We’ll use FC-Test following to our traditional method. We create two 32GB partitions and format them in NTFS and then in FAT32. A file-set is created in the first partition. This file-set is then read, copied into a folder in the same partition (Copy Near) and finally into a folder in the second partition (Copy Far).
Let’s start with NTFS. Tabled results can be viewed here , and we’ll use diagrams.
The first diagram shows the speed of creating a set of files on the disk.
The Maxtor 6V160E0 copes with the task of creating the Install file-set better than the others. Interestingly, three HDDs from three different companies occupy second, third and fourth places with similar results. There is a ready explanation, though. These HDDs all have similar areal density and the same amount of cache memory. The latter parameter is very important here, by the way. Take note of the difference in speed between Seagate’s last-generation Barracuda 7200.9 drives (the ST3160811AS and ST3160211AS models) that differ in the size of the cache buffer.
Maxtor 6V160E0 appeared the leader again, while the second Maxtor rolled back into the fourth place. The second fastest was Hitachi HDS721616PLA380, it moved one step up having taken Seagate ST3160812AS with it. It is pretty strange but Seagate ST3160812AS turned out the only Seagate HDD fighting for the top prize this time, the other three models stayed somewhere in the middle of the race. It is interesting however but the cache buffer was no longer as crucial when working with larger files as it was for smaller files: look at the minimal performance difference between ST3160811AS and ST3160211AS HDDs.
Maxtor’s HDDs have two top places when creating the MP3 file-set, with a small lead over the others. The Seagate ST3160812AS stubbornly holds on to its third place, leaving fourth position to the Hitachi HDS721616PLA380.
Now let’s see if it’s any different when the HDDs have to deal with small-size files.
The Hitachi HDS721616PLA380 is far ahead of the others when creating small files.

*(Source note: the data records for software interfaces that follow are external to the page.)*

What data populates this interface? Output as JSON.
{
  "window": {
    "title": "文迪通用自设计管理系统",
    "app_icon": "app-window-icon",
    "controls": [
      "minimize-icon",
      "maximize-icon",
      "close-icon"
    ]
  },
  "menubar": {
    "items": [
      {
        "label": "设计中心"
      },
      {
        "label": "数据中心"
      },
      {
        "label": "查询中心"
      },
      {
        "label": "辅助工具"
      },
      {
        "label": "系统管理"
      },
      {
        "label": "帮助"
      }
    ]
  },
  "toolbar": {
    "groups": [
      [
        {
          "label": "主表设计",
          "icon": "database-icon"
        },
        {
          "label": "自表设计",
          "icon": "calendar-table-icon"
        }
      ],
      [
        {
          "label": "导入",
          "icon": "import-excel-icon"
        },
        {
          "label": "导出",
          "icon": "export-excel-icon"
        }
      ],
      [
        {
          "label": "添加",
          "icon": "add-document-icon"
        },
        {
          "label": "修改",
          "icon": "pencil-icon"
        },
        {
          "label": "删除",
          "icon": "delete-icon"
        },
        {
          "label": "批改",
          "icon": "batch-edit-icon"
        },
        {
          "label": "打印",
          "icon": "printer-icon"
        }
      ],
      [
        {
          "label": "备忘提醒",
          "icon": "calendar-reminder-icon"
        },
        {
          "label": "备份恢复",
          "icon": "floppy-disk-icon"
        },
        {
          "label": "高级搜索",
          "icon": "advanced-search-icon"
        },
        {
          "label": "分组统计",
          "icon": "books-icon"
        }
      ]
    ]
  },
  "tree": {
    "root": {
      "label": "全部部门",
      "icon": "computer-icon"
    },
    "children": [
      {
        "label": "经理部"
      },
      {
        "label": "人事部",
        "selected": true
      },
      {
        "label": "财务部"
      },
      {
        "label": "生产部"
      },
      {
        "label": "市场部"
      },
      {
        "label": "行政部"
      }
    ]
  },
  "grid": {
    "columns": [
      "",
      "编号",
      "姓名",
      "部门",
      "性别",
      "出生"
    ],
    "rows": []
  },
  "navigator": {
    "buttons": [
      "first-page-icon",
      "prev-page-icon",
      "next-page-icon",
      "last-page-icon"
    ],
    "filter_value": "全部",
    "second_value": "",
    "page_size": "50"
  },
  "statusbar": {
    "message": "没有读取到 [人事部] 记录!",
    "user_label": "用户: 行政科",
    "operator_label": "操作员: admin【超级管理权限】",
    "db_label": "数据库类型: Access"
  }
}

Its speed is higher by 5MB/s than that of its closest rival Seagate ST3160812AS. The ex-leader Maxtor 6V160E0 finds itself third here.
Let’s now try to read those file-sets:
The Maxtor 6V160E0 is on top again! Without having a high access time or a high sequential read speed, this HDD handles files with ease anyway.
The Hitachi HDS721616PLA380 is second. Files in the Install pattern must be not large enough for the Hitachi to show its speed.
Next goes the reading of largest files from ISO pattern.
That’s right. This diagram almost copies the sequential read diagram from WinBench 99. It’s all about brute force here.
Now the average size of files is reduced:
The Hitachi HDS721616PLA380 has the best speed here too, but the Seagate team has slowed down.
Well, two HDDs from Seagate do better in this test, delivering high speeds and ousting the Maxtor 6G160E0 from third place.